| DATASET |
# # # # #

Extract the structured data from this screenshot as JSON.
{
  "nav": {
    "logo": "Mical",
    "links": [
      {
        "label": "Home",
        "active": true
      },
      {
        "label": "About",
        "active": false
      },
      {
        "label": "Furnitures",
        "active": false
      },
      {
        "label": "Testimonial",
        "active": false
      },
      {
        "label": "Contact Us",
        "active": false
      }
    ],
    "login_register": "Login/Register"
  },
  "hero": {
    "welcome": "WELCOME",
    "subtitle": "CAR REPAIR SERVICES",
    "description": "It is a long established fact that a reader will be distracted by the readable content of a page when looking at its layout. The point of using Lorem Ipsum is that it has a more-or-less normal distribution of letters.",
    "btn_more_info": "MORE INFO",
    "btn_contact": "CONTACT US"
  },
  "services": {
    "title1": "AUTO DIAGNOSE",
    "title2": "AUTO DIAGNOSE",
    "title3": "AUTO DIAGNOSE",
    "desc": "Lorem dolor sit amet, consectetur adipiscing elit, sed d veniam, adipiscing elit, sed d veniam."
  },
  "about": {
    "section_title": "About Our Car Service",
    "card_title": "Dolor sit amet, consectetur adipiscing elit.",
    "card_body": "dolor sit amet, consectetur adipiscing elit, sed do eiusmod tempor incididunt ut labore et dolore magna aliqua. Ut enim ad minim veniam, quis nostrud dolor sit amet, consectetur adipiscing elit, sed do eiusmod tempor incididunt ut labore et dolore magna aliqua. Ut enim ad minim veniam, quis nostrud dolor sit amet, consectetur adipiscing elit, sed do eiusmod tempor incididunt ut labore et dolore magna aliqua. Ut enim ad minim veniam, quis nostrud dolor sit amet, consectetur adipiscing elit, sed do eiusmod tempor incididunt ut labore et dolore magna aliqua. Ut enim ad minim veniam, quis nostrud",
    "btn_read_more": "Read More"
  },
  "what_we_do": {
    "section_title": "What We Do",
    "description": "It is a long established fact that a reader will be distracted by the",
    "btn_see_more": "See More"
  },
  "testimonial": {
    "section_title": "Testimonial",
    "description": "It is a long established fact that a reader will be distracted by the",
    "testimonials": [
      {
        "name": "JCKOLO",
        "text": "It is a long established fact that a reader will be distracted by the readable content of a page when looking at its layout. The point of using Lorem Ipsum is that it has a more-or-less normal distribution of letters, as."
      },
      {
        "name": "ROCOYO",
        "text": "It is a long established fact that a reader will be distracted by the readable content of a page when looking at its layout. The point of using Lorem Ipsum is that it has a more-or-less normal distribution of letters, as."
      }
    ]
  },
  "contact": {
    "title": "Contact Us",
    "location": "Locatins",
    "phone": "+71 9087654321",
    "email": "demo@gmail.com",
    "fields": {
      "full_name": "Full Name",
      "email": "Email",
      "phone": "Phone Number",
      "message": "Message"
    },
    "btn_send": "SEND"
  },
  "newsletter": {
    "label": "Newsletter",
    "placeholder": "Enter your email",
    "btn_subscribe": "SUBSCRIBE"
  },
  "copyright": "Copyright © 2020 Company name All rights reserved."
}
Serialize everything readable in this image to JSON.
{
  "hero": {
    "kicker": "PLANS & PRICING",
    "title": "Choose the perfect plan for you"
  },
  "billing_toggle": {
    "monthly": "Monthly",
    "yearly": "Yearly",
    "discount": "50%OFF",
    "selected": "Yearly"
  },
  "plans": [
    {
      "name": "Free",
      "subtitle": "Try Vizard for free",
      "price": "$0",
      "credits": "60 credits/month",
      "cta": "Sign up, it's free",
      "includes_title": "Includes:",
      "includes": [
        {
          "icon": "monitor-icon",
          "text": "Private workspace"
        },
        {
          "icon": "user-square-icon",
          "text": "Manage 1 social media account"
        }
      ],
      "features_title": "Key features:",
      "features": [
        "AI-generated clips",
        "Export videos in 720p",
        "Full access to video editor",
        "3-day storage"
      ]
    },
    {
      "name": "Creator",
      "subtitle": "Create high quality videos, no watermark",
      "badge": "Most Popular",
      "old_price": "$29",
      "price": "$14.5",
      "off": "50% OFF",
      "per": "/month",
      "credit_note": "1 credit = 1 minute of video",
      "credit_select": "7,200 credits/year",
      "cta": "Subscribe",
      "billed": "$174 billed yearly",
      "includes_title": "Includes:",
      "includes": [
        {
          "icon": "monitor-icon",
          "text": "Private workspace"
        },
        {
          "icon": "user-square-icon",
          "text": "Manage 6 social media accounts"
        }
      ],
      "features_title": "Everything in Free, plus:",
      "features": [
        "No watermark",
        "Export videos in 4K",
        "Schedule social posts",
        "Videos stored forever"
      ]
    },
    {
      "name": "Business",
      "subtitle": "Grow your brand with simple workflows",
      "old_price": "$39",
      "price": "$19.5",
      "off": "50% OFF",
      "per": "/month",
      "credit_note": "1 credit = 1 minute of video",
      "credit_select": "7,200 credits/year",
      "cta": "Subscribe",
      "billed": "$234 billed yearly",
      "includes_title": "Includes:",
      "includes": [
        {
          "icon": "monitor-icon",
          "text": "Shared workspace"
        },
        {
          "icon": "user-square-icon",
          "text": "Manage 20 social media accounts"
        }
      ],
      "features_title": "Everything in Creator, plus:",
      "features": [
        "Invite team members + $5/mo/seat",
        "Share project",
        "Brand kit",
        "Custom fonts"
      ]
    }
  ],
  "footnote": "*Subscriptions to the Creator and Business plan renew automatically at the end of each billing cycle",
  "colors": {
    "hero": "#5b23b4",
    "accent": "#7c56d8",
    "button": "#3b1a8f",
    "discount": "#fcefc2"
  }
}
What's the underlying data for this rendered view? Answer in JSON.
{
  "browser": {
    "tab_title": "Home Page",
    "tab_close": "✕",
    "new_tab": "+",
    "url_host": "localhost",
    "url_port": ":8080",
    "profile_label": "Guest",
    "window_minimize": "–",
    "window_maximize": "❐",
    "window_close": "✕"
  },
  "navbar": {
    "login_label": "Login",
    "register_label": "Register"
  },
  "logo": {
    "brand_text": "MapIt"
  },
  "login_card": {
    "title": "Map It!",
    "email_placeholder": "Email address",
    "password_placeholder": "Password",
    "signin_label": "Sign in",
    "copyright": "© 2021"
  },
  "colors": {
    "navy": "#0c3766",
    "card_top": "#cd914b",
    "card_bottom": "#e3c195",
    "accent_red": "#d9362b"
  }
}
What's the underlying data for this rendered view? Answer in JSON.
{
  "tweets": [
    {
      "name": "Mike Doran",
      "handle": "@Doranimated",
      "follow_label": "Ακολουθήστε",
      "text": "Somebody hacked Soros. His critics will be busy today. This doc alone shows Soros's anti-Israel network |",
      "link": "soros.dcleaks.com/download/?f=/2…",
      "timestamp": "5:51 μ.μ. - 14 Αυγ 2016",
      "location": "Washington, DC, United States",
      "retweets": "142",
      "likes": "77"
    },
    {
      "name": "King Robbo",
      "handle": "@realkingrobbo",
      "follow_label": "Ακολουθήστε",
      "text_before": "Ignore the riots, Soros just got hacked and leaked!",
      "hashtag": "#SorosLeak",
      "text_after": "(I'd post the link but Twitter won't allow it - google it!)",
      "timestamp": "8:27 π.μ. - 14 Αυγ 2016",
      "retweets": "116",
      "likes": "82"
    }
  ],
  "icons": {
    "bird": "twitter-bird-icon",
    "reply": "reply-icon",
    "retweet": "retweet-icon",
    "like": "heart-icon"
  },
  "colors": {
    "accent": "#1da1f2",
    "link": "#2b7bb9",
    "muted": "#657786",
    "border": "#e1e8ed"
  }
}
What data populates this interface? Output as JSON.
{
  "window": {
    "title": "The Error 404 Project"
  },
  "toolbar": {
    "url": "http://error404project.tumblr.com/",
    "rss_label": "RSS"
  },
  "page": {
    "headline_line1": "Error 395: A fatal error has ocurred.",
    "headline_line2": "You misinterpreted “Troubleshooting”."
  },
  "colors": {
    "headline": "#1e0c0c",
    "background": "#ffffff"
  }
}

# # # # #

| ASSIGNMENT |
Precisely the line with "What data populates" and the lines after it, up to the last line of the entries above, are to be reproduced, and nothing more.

| WRITTEN SOLUTION |
What data populates this interface? Output as JSON.
{
  "window": {
    "title": "The Error 404 Project"
  },
  "toolbar": {
    "url": "http://error404project.tumblr.com/",
    "rss_label": "RSS"
  },
  "page": {
    "headline_line1": "Error 395: A fatal error has ocurred.",
    "headline_line2": "You misinterpreted “Troubleshooting”."
  },
  "colors": {
    "headline": "#1e0c0c",
    "background": "#ffffff"
  }
}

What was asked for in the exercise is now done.